[Data records — start]
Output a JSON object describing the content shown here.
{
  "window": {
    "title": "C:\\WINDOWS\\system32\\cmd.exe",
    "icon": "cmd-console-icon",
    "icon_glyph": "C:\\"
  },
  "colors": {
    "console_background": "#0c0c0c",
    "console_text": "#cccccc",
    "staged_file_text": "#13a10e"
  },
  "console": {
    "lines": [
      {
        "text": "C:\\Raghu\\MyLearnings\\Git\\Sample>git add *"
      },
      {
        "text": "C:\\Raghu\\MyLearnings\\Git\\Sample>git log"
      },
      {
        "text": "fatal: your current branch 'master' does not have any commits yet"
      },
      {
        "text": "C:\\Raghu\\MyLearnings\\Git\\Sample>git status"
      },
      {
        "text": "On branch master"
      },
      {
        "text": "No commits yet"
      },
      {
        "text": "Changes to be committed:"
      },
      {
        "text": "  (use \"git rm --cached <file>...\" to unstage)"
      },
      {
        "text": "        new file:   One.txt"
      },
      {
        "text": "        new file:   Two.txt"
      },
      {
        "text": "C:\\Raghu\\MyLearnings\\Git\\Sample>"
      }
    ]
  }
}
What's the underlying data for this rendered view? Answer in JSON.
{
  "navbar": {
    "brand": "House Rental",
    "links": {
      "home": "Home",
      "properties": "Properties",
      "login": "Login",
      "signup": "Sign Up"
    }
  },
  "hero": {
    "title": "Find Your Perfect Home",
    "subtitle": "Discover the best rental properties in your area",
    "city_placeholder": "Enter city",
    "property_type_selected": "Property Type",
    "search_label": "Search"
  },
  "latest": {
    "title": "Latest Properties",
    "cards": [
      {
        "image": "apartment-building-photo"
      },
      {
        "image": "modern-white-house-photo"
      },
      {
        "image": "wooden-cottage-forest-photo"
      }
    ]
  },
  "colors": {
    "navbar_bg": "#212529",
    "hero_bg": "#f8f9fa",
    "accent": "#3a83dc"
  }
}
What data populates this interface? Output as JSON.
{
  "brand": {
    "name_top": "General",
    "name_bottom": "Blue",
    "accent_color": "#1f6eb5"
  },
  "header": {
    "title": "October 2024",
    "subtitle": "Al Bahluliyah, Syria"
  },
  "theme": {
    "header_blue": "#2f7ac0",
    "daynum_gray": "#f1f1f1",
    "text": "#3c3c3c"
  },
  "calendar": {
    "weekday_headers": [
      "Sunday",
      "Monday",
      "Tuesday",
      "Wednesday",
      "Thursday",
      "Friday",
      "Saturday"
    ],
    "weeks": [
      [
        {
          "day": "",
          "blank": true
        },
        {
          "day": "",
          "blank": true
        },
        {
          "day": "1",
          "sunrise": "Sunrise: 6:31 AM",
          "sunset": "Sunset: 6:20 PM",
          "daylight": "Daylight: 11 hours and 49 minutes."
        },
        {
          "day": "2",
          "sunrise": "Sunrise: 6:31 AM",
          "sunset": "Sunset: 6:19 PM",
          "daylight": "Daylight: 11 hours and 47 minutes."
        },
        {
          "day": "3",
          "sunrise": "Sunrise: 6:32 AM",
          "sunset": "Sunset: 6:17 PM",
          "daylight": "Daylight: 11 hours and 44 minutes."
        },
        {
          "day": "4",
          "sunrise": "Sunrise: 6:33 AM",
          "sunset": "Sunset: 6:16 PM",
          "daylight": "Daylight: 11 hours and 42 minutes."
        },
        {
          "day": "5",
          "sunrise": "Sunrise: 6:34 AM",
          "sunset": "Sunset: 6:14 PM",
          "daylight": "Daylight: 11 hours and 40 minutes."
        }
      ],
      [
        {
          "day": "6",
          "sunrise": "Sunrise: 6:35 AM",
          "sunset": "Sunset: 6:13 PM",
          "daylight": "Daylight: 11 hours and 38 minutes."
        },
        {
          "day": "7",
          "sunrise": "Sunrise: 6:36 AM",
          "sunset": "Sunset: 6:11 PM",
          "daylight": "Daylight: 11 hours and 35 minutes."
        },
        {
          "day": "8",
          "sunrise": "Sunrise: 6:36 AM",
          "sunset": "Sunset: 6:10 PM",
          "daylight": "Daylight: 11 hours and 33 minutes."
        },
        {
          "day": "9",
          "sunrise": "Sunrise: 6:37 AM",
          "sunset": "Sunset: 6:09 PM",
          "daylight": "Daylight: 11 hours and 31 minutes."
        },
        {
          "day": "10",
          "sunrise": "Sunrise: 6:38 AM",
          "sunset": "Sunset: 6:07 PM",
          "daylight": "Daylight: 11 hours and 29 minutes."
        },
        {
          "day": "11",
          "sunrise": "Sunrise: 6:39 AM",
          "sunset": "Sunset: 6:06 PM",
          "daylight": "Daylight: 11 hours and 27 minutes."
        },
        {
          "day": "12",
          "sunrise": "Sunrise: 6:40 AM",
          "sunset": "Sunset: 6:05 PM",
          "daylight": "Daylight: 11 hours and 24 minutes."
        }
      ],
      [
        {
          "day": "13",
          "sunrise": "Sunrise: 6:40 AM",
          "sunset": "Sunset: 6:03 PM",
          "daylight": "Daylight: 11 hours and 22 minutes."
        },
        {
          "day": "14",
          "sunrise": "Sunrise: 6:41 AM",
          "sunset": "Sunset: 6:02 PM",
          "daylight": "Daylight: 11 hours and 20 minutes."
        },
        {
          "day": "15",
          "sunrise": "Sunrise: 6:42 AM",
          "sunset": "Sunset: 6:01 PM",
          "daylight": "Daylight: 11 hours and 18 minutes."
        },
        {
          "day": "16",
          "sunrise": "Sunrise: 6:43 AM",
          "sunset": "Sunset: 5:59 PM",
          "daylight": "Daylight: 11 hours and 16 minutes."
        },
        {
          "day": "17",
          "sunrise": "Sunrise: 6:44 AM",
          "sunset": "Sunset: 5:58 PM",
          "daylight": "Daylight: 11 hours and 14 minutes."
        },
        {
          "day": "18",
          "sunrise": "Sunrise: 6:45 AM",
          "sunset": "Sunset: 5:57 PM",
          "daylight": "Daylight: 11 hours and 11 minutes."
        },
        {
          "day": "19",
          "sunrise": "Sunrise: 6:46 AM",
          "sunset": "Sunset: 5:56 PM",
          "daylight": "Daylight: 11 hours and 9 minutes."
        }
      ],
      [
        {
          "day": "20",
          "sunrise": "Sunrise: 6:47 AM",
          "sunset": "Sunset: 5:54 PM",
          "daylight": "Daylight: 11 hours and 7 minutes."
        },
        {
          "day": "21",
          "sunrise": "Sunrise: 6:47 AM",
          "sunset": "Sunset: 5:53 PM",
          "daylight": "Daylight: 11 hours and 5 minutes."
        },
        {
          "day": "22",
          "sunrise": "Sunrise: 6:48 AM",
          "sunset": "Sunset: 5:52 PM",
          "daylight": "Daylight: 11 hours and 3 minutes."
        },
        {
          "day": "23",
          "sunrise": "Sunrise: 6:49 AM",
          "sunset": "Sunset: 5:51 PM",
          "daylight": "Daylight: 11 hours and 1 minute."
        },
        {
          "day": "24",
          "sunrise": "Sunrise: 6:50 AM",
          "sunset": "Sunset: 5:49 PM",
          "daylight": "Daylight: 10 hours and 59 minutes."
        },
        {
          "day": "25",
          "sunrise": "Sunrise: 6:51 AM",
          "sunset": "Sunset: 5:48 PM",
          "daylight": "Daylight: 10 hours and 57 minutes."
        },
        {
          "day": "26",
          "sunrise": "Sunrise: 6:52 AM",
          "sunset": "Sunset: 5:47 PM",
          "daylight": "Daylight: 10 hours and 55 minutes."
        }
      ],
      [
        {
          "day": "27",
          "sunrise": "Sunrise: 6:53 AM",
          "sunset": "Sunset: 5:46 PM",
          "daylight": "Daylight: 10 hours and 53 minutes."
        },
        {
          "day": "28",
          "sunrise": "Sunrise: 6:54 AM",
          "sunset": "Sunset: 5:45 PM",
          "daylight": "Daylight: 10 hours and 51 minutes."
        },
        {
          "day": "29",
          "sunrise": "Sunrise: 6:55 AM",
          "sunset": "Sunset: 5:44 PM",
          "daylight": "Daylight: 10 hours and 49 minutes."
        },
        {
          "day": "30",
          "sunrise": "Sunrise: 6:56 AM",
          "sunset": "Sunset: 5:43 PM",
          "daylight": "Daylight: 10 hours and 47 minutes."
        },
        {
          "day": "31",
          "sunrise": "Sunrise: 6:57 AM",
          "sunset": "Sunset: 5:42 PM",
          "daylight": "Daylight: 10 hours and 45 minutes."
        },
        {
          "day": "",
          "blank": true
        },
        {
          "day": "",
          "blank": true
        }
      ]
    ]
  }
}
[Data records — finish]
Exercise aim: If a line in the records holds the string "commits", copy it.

Exercise solution:
        "text": "fatal: your current branch 'master' does not have any commits yet"
        "text": "No commits yet"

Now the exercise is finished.